Daniel Silva, #1 New York Times best-selling author’s new novel, “The New Girl” (Harper, July 16, 2019), features the exploits of the Mossad’s operative, Gabriel Allon: full-time spy, occasional assassin and part-time art restorer. Gabriel, the indomitable protagonist in Silva’s nineteenth novel does not disappoint, nor does he and his team of associates grow old.
The International School of Geneva, a well-protected exclusive boarding school in Switzerland, is graced with the enrollment of a mysterious twelve-year-old, new girl. Her provenance is unknown, save by the headmaster of the elites’ private school of choice. Thus, rumors about her personal history run rampant through the halls of the academy of the privileged.
Unbridled speculation surmises that she is the daughter of a wealthy Egyptian businessman – she is not. Reema is the only child of Khalid bin Mohammed, crown prince of Saudi Arabia, once lauded as the potential religious reformer of his country. His precipitous fall from grace came when he was assumed responsible for the murder and dismemberment of a journalist. Parallels and prescience to recent events come as no surprise to devotees of Daniel Silva’s novels; they are expected.
Shrouded in mystery, the new girl, arrives, settles in, and in short order mysteriously disappears; her destination, whereabouts, and fate unknown. The Arab monarch clandestinely recruits a highly unlikely Israeli spy, Gabriel Allon, to track down and safely return his daughter to him.
The quest is on and Silva’s pages are splattered with intrigue and betrayal; his violent visuals are like a head-on collision. Try as you will, they are hard to avoid gaping at. This, his most recent rendition of plot twists of a mystery-thriller, is no exception. Most notably, the author introduces an explosive emotional shock when he unexpectedly and graphically breaks a cardinal taboo of novelists and screenwriters.
As in all Silva’s novels, he shuffles familiar characters in and out of countries and life-threatening situations throughout this page-turning novel. No prerequisite knowledge of his major players is necessary because he recounts their relevant backgrounds, thus bringing the reader up to speed quickly. Prominently featured in this non-stop, globe-trotting spy story are the familiar faces of Sarah Bancroft, the American art curator and onetime CIA operative, and Christopher Keller, a former member of the British Special Air Service turned hired gun. Also, there are cameo appearances by Gabriel’s gorgeous wife Chiara and Ari Shamron, his cantankerous mentor and legendary head-of-bureau. Both are as familiar as family to Silva fans.
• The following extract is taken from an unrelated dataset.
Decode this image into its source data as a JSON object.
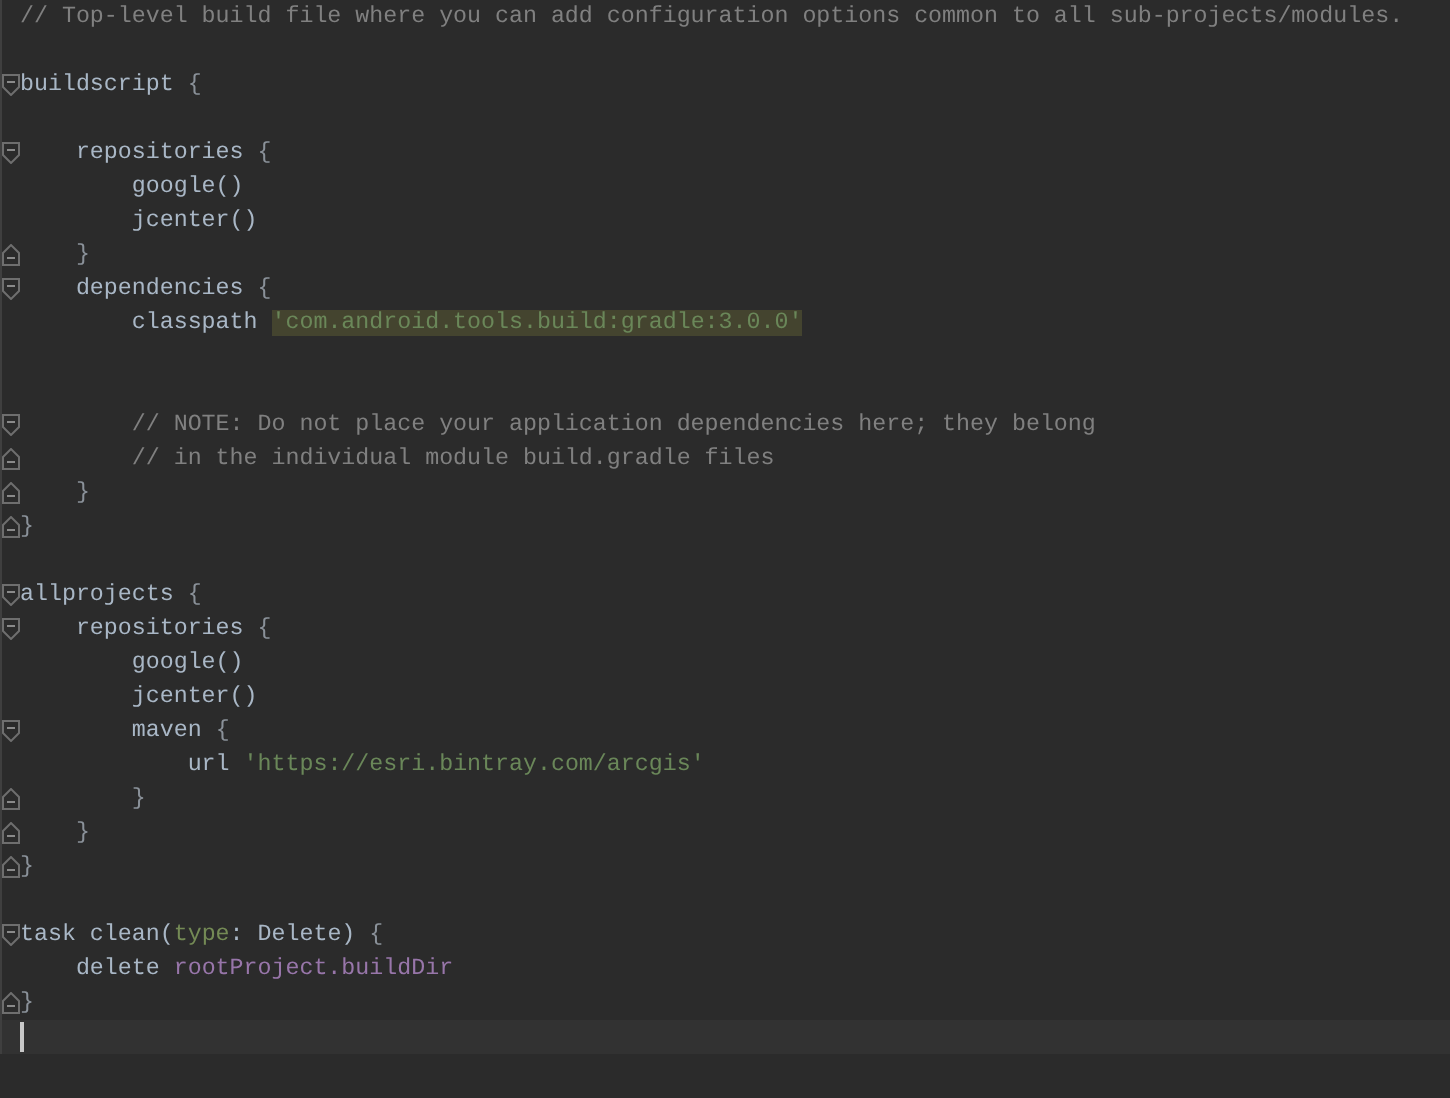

I highly recommend “The New Girl” but caution you to have your next reading selection queued up because this one will not be easily put down